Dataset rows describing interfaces

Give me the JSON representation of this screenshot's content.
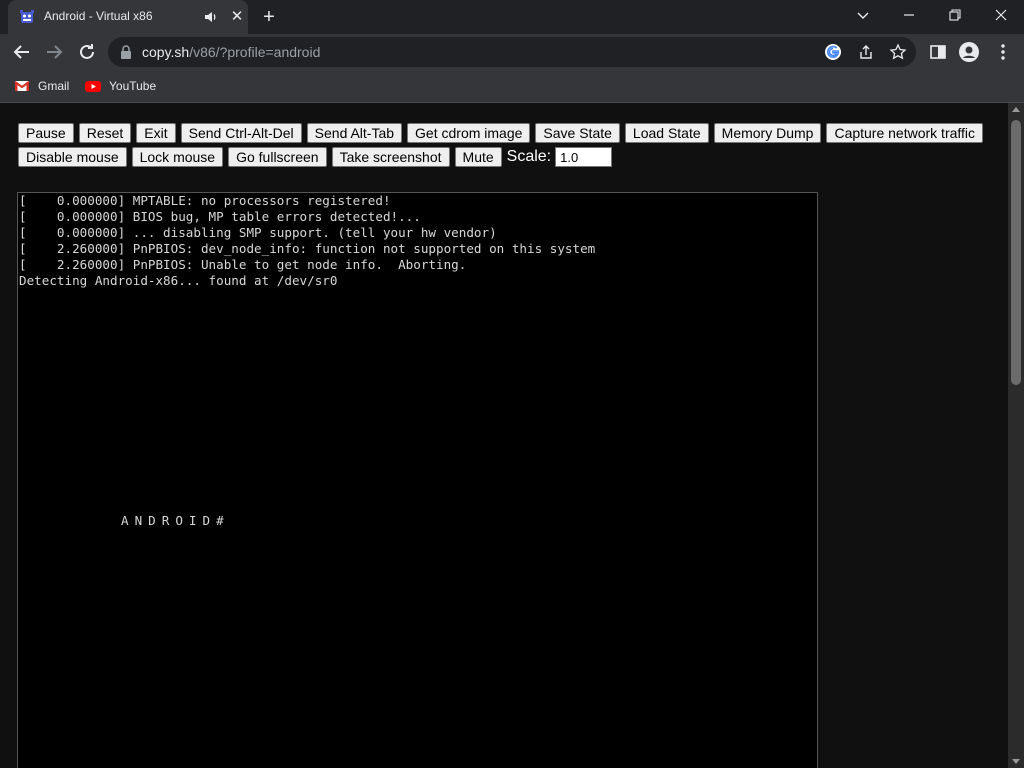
{
  "browser": {
    "tab": {
      "title": "Android - Virtual x86",
      "favicon": "v86-logo-icon"
    },
    "url": {
      "host": "copy.sh",
      "path": "/v86/?profile=android"
    },
    "bookmarks": [
      {
        "label": "Gmail",
        "icon": "gmail-icon"
      },
      {
        "label": "YouTube",
        "icon": "youtube-icon"
      }
    ]
  },
  "controls": {
    "row1": [
      "Pause",
      "Reset",
      "Exit",
      "Send Ctrl-Alt-Del",
      "Send Alt-Tab",
      "Get cdrom image",
      "Save State",
      "Load State",
      "Memory Dump",
      "Capture network traffic"
    ],
    "row2": [
      "Disable mouse",
      "Lock mouse",
      "Go fullscreen",
      "Take screenshot",
      "Mute"
    ],
    "scale_label": "Scale:",
    "scale_value": "1.0"
  },
  "console": {
    "lines": [
      "[    0.000000] MPTABLE: no processors registered!",
      "[    0.000000] BIOS bug, MP table errors detected!...",
      "[    0.000000] ... disabling SMP support. (tell your hw vendor)",
      "[    2.260000] PnPBIOS: dev_node_info: function not supported on this system",
      "[    2.260000] PnPBIOS: Unable to get node info.  Aborting.",
      "Detecting Android-x86... found at /dev/sr0"
    ],
    "prompt": "ANDROID#"
  },
  "colors": {
    "accent": "#efefef",
    "screen_bg": "#000000",
    "chrome_bg": "#35363a"
  }
}
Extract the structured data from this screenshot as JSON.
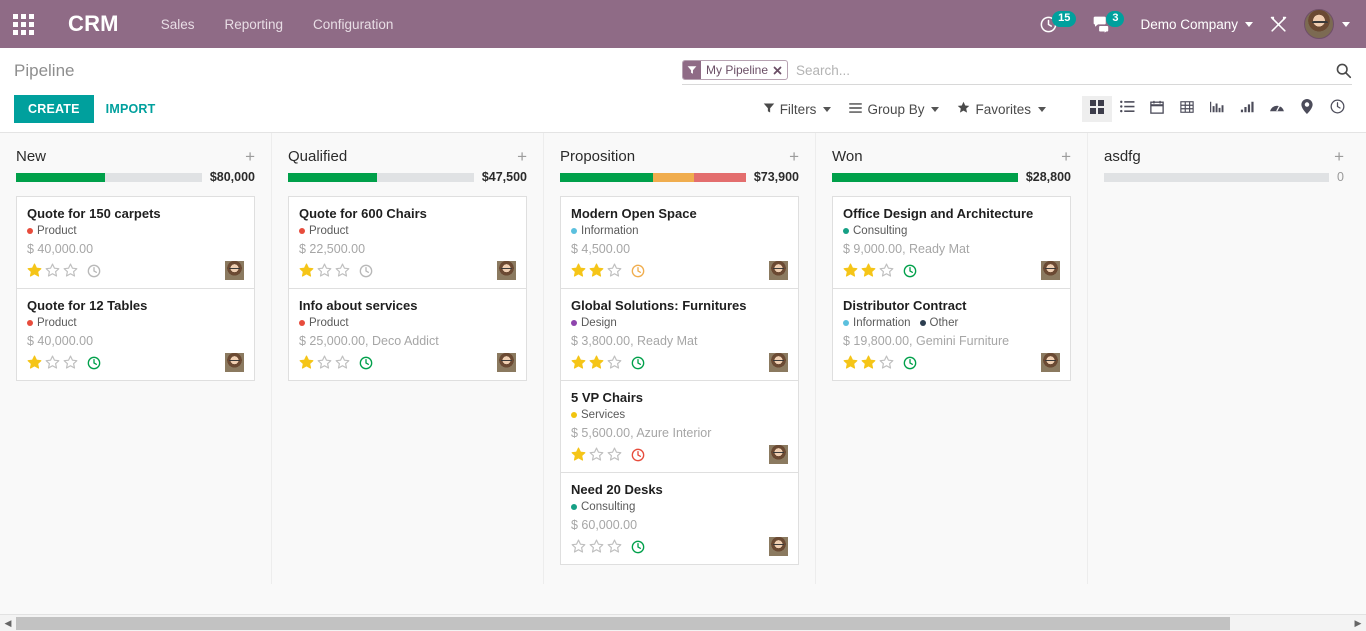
{
  "navbar": {
    "apps_icon": "grid-apps-icon",
    "brand": "CRM",
    "menus": [
      {
        "label": "Sales"
      },
      {
        "label": "Reporting"
      },
      {
        "label": "Configuration"
      }
    ],
    "activities_icon": "clock-activity-icon",
    "activities_count": "15",
    "messages_icon": "chat-bubble-icon",
    "messages_count": "3",
    "company": "Demo Company",
    "debug_icon": "crossed-tools-icon",
    "avatar_icon": "user-avatar"
  },
  "control_panel": {
    "title": "Pipeline",
    "create_label": "CREATE",
    "import_label": "IMPORT",
    "search": {
      "facet_icon": "filter-funnel-icon",
      "facet_label": "My Pipeline",
      "facet_remove_icon": "close-x-icon",
      "placeholder": "Search...",
      "value": "",
      "magnifier_icon": "search-icon"
    },
    "dropdowns": [
      {
        "label": "Filters",
        "icon": "filter-funnel-icon"
      },
      {
        "label": "Group By",
        "icon": "hamburger-lines-icon"
      },
      {
        "label": "Favorites",
        "icon": "star-icon"
      }
    ],
    "views": [
      {
        "name": "kanban-view-button",
        "icon": "kanban-squares-icon",
        "active": true
      },
      {
        "name": "list-view-button",
        "icon": "list-icon",
        "active": false
      },
      {
        "name": "calendar-view-button",
        "icon": "calendar-icon",
        "active": false
      },
      {
        "name": "pivot-view-button",
        "icon": "table-grid-icon",
        "active": false
      },
      {
        "name": "graph-bar-view-button",
        "icon": "bar-chart-icon",
        "active": false
      },
      {
        "name": "graph-line-view-button",
        "icon": "ascending-bars-icon",
        "active": false
      },
      {
        "name": "cohort-view-button",
        "icon": "dashboard-gauge-icon",
        "active": false
      },
      {
        "name": "map-view-button",
        "icon": "map-pin-icon",
        "active": false
      },
      {
        "name": "activity-view-button",
        "icon": "clock-icon",
        "active": false
      }
    ]
  },
  "colors": {
    "brand_purple": "#8f6b86",
    "accent_teal": "#00a09d",
    "progress_green": "#00a04a",
    "progress_orange": "#f0ad4e",
    "progress_red": "#e36e6e",
    "star_gold": "#f5c518"
  },
  "kanban": {
    "columns": [
      {
        "title": "New",
        "add_icon": "plus-icon",
        "amount": "$80,000",
        "amount_muted": false,
        "progress": [
          {
            "color": "#00a04a",
            "pct": 48
          }
        ],
        "cards": [
          {
            "title": "Quote for 150 carpets",
            "tags": [
              {
                "label": "Product",
                "color": "#e74c3c"
              }
            ],
            "amount": "$ 40,000.00",
            "stars": 1,
            "stars_total": 3,
            "clock": "gray",
            "avatar_icon": "user-avatar"
          },
          {
            "title": "Quote for 12 Tables",
            "tags": [
              {
                "label": "Product",
                "color": "#e74c3c"
              }
            ],
            "amount": "$ 40,000.00",
            "stars": 1,
            "stars_total": 3,
            "clock": "green",
            "avatar_icon": "user-avatar"
          }
        ]
      },
      {
        "title": "Qualified",
        "add_icon": "plus-icon",
        "amount": "$47,500",
        "amount_muted": false,
        "progress": [
          {
            "color": "#00a04a",
            "pct": 48
          }
        ],
        "cards": [
          {
            "title": "Quote for 600 Chairs",
            "tags": [
              {
                "label": "Product",
                "color": "#e74c3c"
              }
            ],
            "amount": "$ 22,500.00",
            "stars": 1,
            "stars_total": 3,
            "clock": "gray",
            "avatar_icon": "user-avatar"
          },
          {
            "title": "Info about services",
            "tags": [
              {
                "label": "Product",
                "color": "#e74c3c"
              }
            ],
            "amount": "$ 25,000.00, Deco Addict",
            "stars": 1,
            "stars_total": 3,
            "clock": "green",
            "avatar_icon": "user-avatar"
          }
        ]
      },
      {
        "title": "Proposition",
        "add_icon": "plus-icon",
        "amount": "$73,900",
        "amount_muted": false,
        "progress": [
          {
            "color": "#00a04a",
            "pct": 50
          },
          {
            "color": "#f0ad4e",
            "pct": 22
          },
          {
            "color": "#e36e6e",
            "pct": 28
          }
        ],
        "cards": [
          {
            "title": "Modern Open Space",
            "tags": [
              {
                "label": "Information",
                "color": "#5bc0de"
              }
            ],
            "amount": "$ 4,500.00",
            "stars": 2,
            "stars_total": 3,
            "clock": "orange",
            "avatar_icon": "user-avatar"
          },
          {
            "title": "Global Solutions: Furnitures",
            "tags": [
              {
                "label": "Design",
                "color": "#8e44ad"
              }
            ],
            "amount": "$ 3,800.00, Ready Mat",
            "stars": 2,
            "stars_total": 3,
            "clock": "green",
            "avatar_icon": "user-avatar"
          },
          {
            "title": "5 VP Chairs",
            "tags": [
              {
                "label": "Services",
                "color": "#f1c40f"
              }
            ],
            "amount": "$ 5,600.00, Azure Interior",
            "stars": 1,
            "stars_total": 3,
            "clock": "red",
            "avatar_icon": "user-avatar"
          },
          {
            "title": "Need 20 Desks",
            "tags": [
              {
                "label": "Consulting",
                "color": "#16a085"
              }
            ],
            "amount": "$ 60,000.00",
            "stars": 0,
            "stars_total": 3,
            "clock": "green",
            "avatar_icon": "user-avatar"
          }
        ]
      },
      {
        "title": "Won",
        "add_icon": "plus-icon",
        "amount": "$28,800",
        "amount_muted": false,
        "progress": [
          {
            "color": "#00a04a",
            "pct": 100
          }
        ],
        "cards": [
          {
            "title": "Office Design and Architecture",
            "tags": [
              {
                "label": "Consulting",
                "color": "#16a085"
              }
            ],
            "amount": "$ 9,000.00, Ready Mat",
            "stars": 2,
            "stars_total": 3,
            "clock": "green",
            "avatar_icon": "user-avatar"
          },
          {
            "title": "Distributor Contract",
            "tags": [
              {
                "label": "Information",
                "color": "#5bc0de"
              },
              {
                "label": "Other",
                "color": "#2c3e50"
              }
            ],
            "amount": "$ 19,800.00, Gemini Furniture",
            "stars": 2,
            "stars_total": 3,
            "clock": "green",
            "avatar_icon": "user-avatar"
          }
        ]
      },
      {
        "title": "asdfg",
        "add_icon": "plus-icon",
        "amount": "0",
        "amount_muted": true,
        "progress": [],
        "cards": []
      }
    ]
  },
  "scrollbar": {
    "left_arrow_icon": "chevron-left-icon",
    "right_arrow_icon": "chevron-right-icon",
    "thumb_pct": 91
  }
}
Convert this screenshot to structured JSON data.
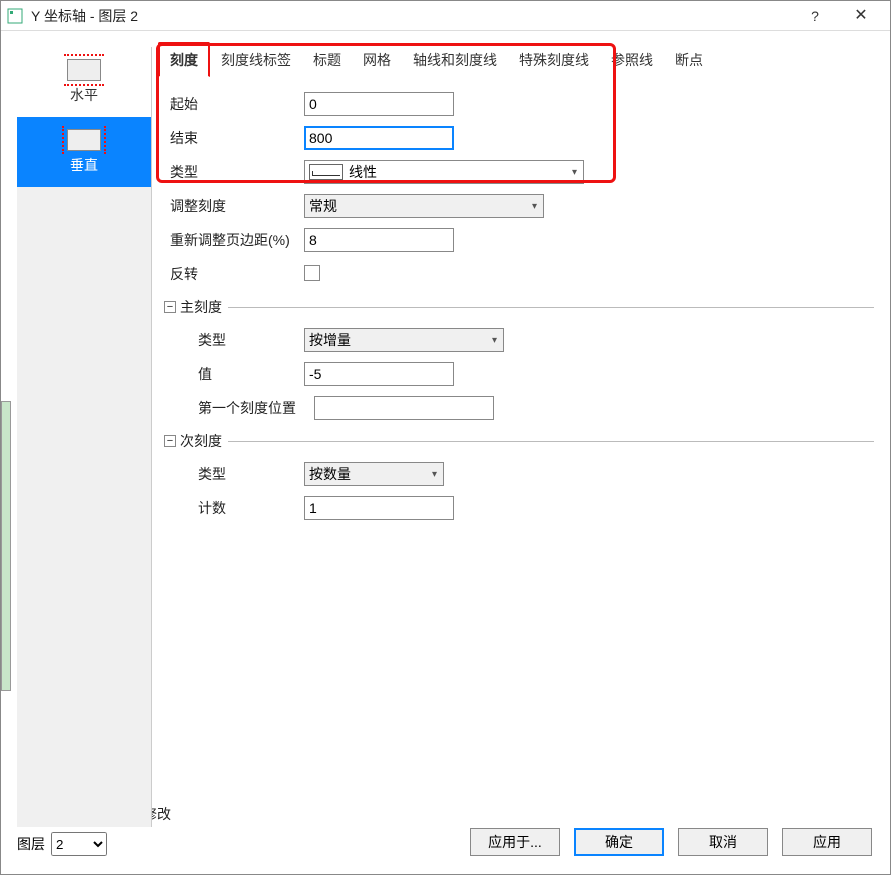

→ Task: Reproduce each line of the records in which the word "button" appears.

→ Result of the task:
        "name": "kanban-view-button",
        "name": "list-view-button",
        "name": "calendar-view-button",
        "name": "pivot-view-button",
        "name": "graph-bar-view-button",
        "name": "graph-line-view-button",
        "name": "cohort-view-button",
        "name": "map-view-button",
        "name": "activity-view-button",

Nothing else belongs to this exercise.